The Energy Bill sets forth four main points: (i) reduction of electricity costs; (ii) organization of a national electrical system based on technical and economic principles; (iii) promotion of the electric energy sector based on joint participation by CFE and the private sector in the generation and sale of electric power to the public, and (iv) strengthening of the state regulatory authority with respect to development of the electric energy sector and the imposition of interconnection obligations, tariffs, universal service, and electrification on its participants. The proposal establishes that:
" Private party participation in the generation and commercialization of electric power for the public will be allowed.

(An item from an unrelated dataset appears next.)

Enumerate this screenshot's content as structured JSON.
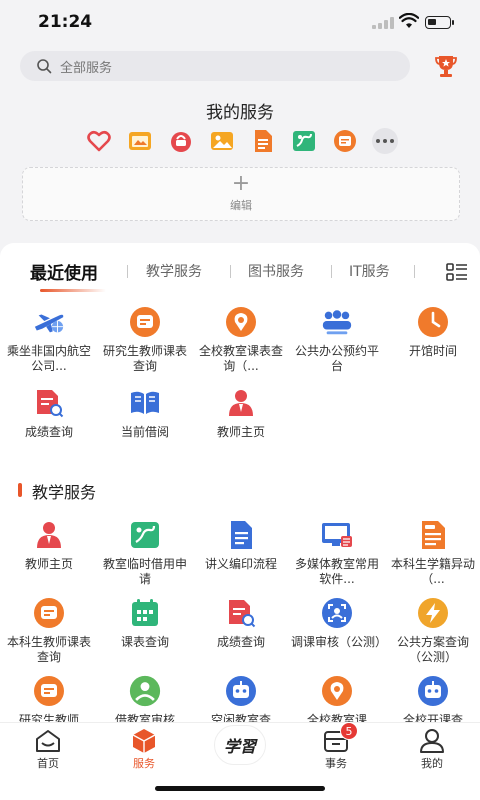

Currently, the private sector generates electric power only under self-consumption structures, and CFE is the only company engaged in the generation and sale of electric power for the public. With the proposed changes, this restriction is eliminated and private entities will be allowed to generate and distribute electric power to the public.
" The Mexican government will maintain the exclusivity of the national electric transmission system, ensuring access for all electric power producers.
Although the proposal suggests amendments only to Articles 25, 27, and 28 of the Mexican Constitution, these amendments represent a fundamental shift in the approach to the development and use of Mexico's abundant natural resources.
The amendments, while fundamental, are only the first step in the process, since the Mexican Congress will have to reflect such constitutional changes through the secondary laws, which shall be approved in a period not exceeding 120 days after the constitutional modifications are in force.
The secondary laws will establish the formalities and terms CFE will need to apply in order to convert into a productive governmental company, in accordance with those terms and formalities.
The Energy Regulatory Commission ("Comisión Reguladora de Energía") will be entitled to grant permits, authorizations, and concessions for the generation and distribution of electric energy generated by private parties. In addition, it will be granted constitutional autonomy and will have 120 days to appoint its commissioners, which would be elected by a proposal of three candidates proposed by the President and considered by the Senate.
During the 12 months after approval of the secondary laws, the President will be required to incorporate the National Center of Energy Control ("Centro Nacional de Control de Energía" or "Cenace") as a decentralized entity, since it currently is an entity under CFE structure overseeing the electricity dispatch in Mexico. This center will be tasked with the management of the national electric grid, operating the wholesale electricity market to provide open and nondiscriminatory access to the national transmission grid and public distribution.